@longchamp, which marks its 70th anniversary this year, just opened its biggest U.S. store on Manhattan’s Fifth Avenue. On the lower level there’s a floor-to-ceiling display of the brand’s iconic Le Pliage bag – in all of its different colors, shapes and sizes. Customers can also have their product personalized in-store by imprinting names, initials or emblems. #wwdfashion (📷: @ericmtownsend)
“Whenever I’m in that place of sound and music, I don’t have fear or nervousness…This album has a lot of themes of courage and boldness and I want to be the soundtrack for people’s lives. I’ll be so happy if [my songs] evoke strength in people, which I know music has done for me,” says @kimbramusic of her newest album “Primal Heart.” The New Zealand-born singer sat down with WWD to talk about her music, newest tour and connecting with hear fans — read more on WWD.com #wwdeye (📷: @jilliansollazzo)
Luxury handbag resale company @rebagofficial is planning to sell a rare collectible for $70,000: the @hermes White Crocodile Himalayan Birkin. The exclusive Birkin sold for about $100,000 in 2008, when @davidbeckham bought one for his wife @victoriabeckham to add to her collection. Read more about the rare Birkin on WWD.com #wwdaccessories
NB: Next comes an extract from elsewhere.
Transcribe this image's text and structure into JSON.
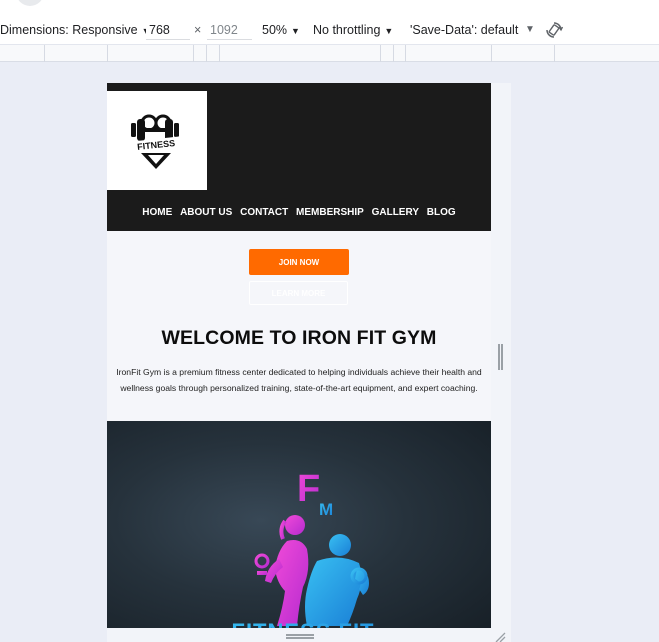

With her costume pearl necklace and what-you-see-is-what-you-get style, Barbara Bush, who died Tuesday at age 92, was a straight-shooter from start to finish.
Born Barbara Pierce in New York City, Bush served as the 37th first lady, as well as the country’s second lady from 1981 to 1989. In addition to being part of the longest presidential marriage — 73 years — Bush also had the unlikely distinction of having one son, George W., become the 43rd president and another son, Jeb, run unsuccessfully in 2016. Having served as second lady during the Reagan administration’s two terms and lived all over the world during her own husband’s ascending political career, Barbara Bush made it clear that literacy — not fashion — was her priority. Read more from Rosemary Feitelberg’s obituary on the late First Lady in WWD.com, link in bio. #barbarabush #wwdnews
Western and ’90s trends have influenced denim for fall 2018. Think raw, dark and coated jeans mixed with bold prints and tough leather. #trendtuesdays #wwdfashion (Styled by @thealexbadia;📷: @ryanplett)